For that same price I could get 10 bottles and have my imaginary crew keep a stock of filled bottles.  Another major disadvantage is the durability.  When I used bladders, I generally had to buy a new bladder every month due to either mold or tears that would develop around the closure, or on the bladder itself.  If you are a poor PhD student like me, this becomes unsustainable.
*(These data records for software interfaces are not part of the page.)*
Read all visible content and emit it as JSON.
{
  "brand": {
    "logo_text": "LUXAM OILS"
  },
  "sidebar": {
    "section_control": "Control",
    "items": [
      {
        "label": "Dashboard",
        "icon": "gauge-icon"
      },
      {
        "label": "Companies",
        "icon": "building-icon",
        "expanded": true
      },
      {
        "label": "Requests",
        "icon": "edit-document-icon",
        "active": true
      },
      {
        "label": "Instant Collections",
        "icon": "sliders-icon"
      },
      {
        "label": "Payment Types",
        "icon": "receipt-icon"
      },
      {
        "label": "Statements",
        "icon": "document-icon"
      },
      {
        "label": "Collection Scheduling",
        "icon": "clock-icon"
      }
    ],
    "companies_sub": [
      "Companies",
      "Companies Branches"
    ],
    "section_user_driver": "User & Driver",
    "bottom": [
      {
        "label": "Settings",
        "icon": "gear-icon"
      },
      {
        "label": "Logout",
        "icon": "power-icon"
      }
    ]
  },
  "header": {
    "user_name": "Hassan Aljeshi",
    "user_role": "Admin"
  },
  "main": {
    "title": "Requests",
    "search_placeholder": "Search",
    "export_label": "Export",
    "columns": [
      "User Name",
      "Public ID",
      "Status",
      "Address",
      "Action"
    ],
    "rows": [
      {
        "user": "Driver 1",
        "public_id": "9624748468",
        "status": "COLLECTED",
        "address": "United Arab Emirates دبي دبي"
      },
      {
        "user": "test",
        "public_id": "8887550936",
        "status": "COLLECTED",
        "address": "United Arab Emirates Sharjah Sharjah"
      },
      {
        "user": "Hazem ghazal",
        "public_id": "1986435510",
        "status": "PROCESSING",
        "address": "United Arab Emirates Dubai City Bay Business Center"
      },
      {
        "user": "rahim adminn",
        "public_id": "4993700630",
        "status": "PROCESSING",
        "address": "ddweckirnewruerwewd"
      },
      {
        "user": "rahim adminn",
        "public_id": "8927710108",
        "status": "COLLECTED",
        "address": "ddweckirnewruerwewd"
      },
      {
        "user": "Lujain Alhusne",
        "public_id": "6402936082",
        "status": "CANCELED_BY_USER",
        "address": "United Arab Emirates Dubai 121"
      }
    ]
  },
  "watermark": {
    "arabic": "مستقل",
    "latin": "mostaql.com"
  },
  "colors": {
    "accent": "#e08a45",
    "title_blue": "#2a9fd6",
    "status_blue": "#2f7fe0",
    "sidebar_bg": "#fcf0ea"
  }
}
I would say though that certain races may provide few opportunities to refill your fluid and a bladder does allow you to carry more fluid usually.

The other way we could break things down by is belts, packs/vests or handhelds.  A lot of people love handhelds, but personally, I really don’t want to have anything heavy in my hand because it would fatigue my shoulder muscles.  This is especially important for my as I have shoulder problems.  That said, some people swear by them and love the shock absorption from falling on the bottle instead of their hands.  I personally use belts, but they also have a drawback in that they either flop around or you cinch them so tight they press on your GI tract which can be uncomfortable.  I own several running belts and I can tell you the double bottle belts are terrible unless you just need a lot of fluid.  The double bottle belts become uneven after a couple sips and flop badly.  Not to mention the extra weight is uncomfortable on the GI tract.  I should also say, if you’re running 50 or 100 miles, you probably need some storage space on whichever option you choose.  For this reason I use nathan single bottle belt with storage shown below.

Despite all the drawbacks of belts, I still prefer them for two reasons: they are cheap, and they absorb less heat than the vests.  I’ve used vests, and they are convenient, but since I prefer hot races, I don’t want something sitting against my back holding in heat.  Also, nearly all the options have a bladder.  Despite this, if I were to run a long race without support I would prefer a vest since they usually have the most storage space.  Although I might ditch the bladder or use it to refill bottles.  And if I had the money this is the vest I would buy.

I hope this helps you in your endeavor to find the right hydration system for you.